More comfortable would be on the other side of the planet. He took a step back.

She didn't follow. Instead, she stretched, her joints popping in ways a young woman's shouldn't have. "Okay. Well, here's the deal - I know about your little ability, and your penchant for helping those close to you. You're a good, special man, Hananiah Octavian, and I could use some of your particular talents on a job of mine."

"I don't help- whatever you are. Drug smugglers.

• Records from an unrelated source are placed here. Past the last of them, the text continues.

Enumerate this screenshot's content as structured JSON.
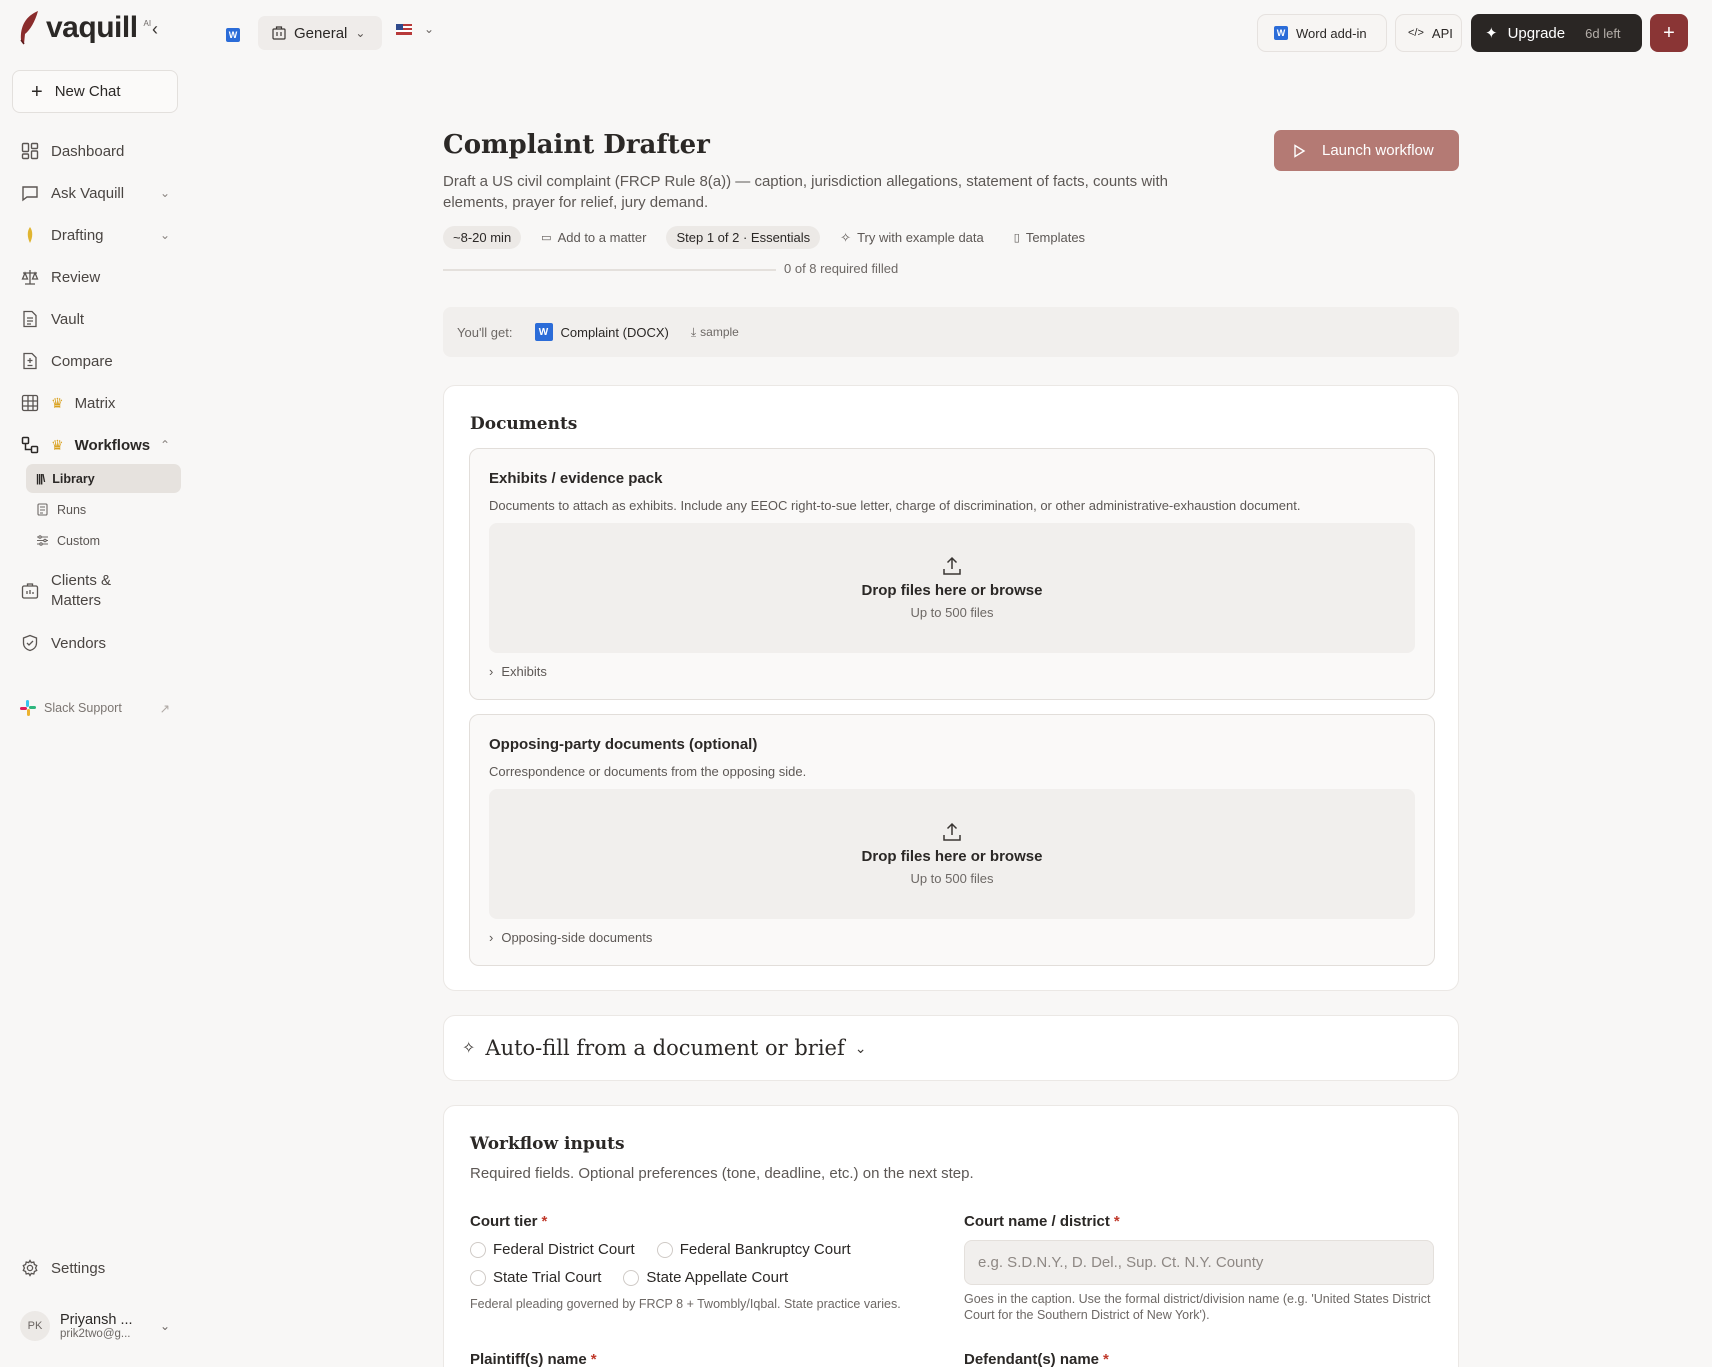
{
  "brand": {
    "name": "vaquill",
    "badge": "AI"
  },
  "sidebar": {
    "new_chat": "New Chat",
    "items": [
      {
        "label": "Dashboard"
      },
      {
        "label": "Ask Vaquill"
      },
      {
        "label": "Drafting"
      },
      {
        "label": "Review"
      },
      {
        "label": "Vault"
      },
      {
        "label": "Compare"
      },
      {
        "label": "Matrix"
      },
      {
        "label": "Workflows"
      }
    ],
    "workflow_sub": [
      {
        "label": "Library"
      },
      {
        "label": "Runs"
      },
      {
        "label": "Custom"
      }
    ],
    "clients_line1": "Clients &",
    "clients_line2": "Matters",
    "vendors": "Vendors",
    "slack": "Slack Support",
    "settings": "Settings",
    "user": {
      "initials": "PK",
      "name": "Priyansh ...",
      "email": "prik2two@g..."
    }
  },
  "topbar": {
    "workspace": "General",
    "word_addin": "Word add-in",
    "api": "API",
    "upgrade": "Upgrade",
    "days_left": "6d left"
  },
  "page": {
    "title": "Complaint Drafter",
    "description": "Draft a US civil complaint (FRCP Rule 8(a)) — caption, jurisdiction allegations, statement of facts, counts with elements, prayer for relief, jury demand.",
    "launch": "Launch workflow",
    "chips": {
      "duration": "~8-20 min",
      "matter": "Add to a matter",
      "step": "Step 1 of 2 · Essentials",
      "example": "Try with example data",
      "templates": "Templates"
    },
    "progress_text": "0 of 8 required filled",
    "you_get_label": "You'll get:",
    "you_get_doc": "Complaint (DOCX)",
    "you_get_sample": "sample"
  },
  "documents": {
    "title": "Documents",
    "sections": [
      {
        "title": "Exhibits / evidence pack",
        "description": "Documents to attach as exhibits. Include any EEOC right-to-sue letter, charge of discrimination, or other administrative-exhaustion document.",
        "drop_main": "Drop files here or browse",
        "drop_sub": "Up to 500 files",
        "expander": "Exhibits"
      },
      {
        "title": "Opposing-party documents (optional)",
        "description": "Correspondence or documents from the opposing side.",
        "drop_main": "Drop files here or browse",
        "drop_sub": "Up to 500 files",
        "expander": "Opposing-side documents"
      }
    ]
  },
  "autofill": {
    "title": "Auto-fill from a document or brief"
  },
  "inputs": {
    "title": "Workflow inputs",
    "subtitle": "Required fields. Optional preferences (tone, deadline, etc.) on the next step.",
    "court_tier": {
      "label": "Court tier",
      "options": [
        "Federal District Court",
        "Federal Bankruptcy Court",
        "State Trial Court",
        "State Appellate Court"
      ],
      "hint": "Federal pleading governed by FRCP 8 + Twombly/Iqbal. State practice varies."
    },
    "court_name": {
      "label": "Court name / district",
      "placeholder": "e.g. S.D.N.Y., D. Del., Sup. Ct. N.Y. County",
      "hint": "Goes in the caption. Use the formal district/division name (e.g. 'United States District Court for the Southern District of New York')."
    },
    "plaintiff_label": "Plaintiff(s) name",
    "defendant_label": "Defendant(s) name",
    "required_mark": "*"
  }
}
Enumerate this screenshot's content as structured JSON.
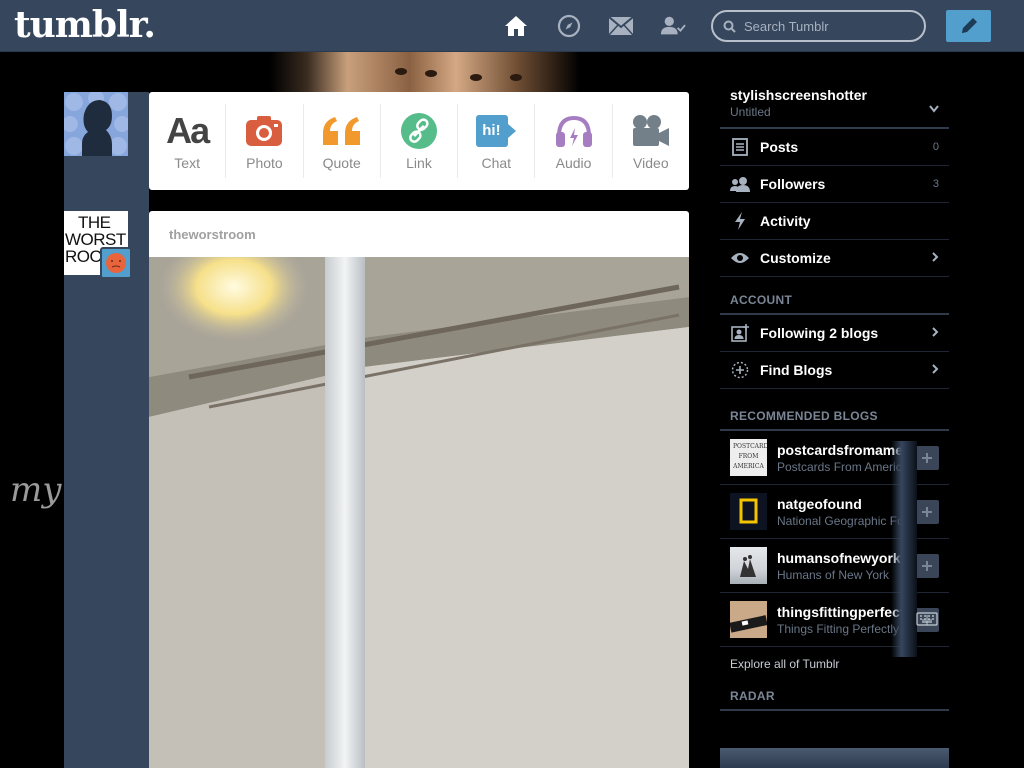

Gun runners." He looked around the room again, and then fixated on the project she'd set aside.

"Explosives specialist," she said.


"And you know," she said, "that's amusing coming from you because I happen to know you helped a friend exchange a not terribly small amount of heroin for-"

"I didn't know that's what we were exchanging," he said, running a hand through his hair. "I had no clue until after it was all done."

"And getting those guns to your aunt?"

"She needed them for self defense," he said, crossing his arms over his chest.

"Yes, well. There's quite a lot in your past - some of it even still inside the statute of limitations for prosecution - that could get you in trouble." She shrugged. "And yes, that is a threat, depending."

"Depending on what?" he hissed through his clenched teeth.

"Depending on if you help with my job." Caroline rocked back on her heels, hands clasped behind her back. "I don't like blackmail, and we can forget all about it if you like, but I really do need your expertise on this one."

As if he could forget about that threat hanging above his head. He swallowed, looking around for another exit. Maybe if he just disappeared-

But he had too many people relying on him here.

"I'm not eager," he said, slowly, as he looked back at Caroline, "to add any more strikes on my record."

"There won't be any," she said. "What we're doing will, technically, be completely legal."


She shrugged, then headed for the hallway. She waved for him to follow, and he did, warily. "We have the full support of several governments. Any activities we engage in for the job which may not be strictly legal will be covered up or pardoned. In fact, at the end, depending on outcome, they might even black box some of your suspected crimes, so they'll never threaten you in the future."

Caroline opened the door and looked back over her shoulder. "So, like I said, we can forget all about the blackmail. If you come upstairs and have a drink."

He stared.

The full support of several governments. She wasn't a crime boss. She was either completely delusional, or-


Or she was a spy.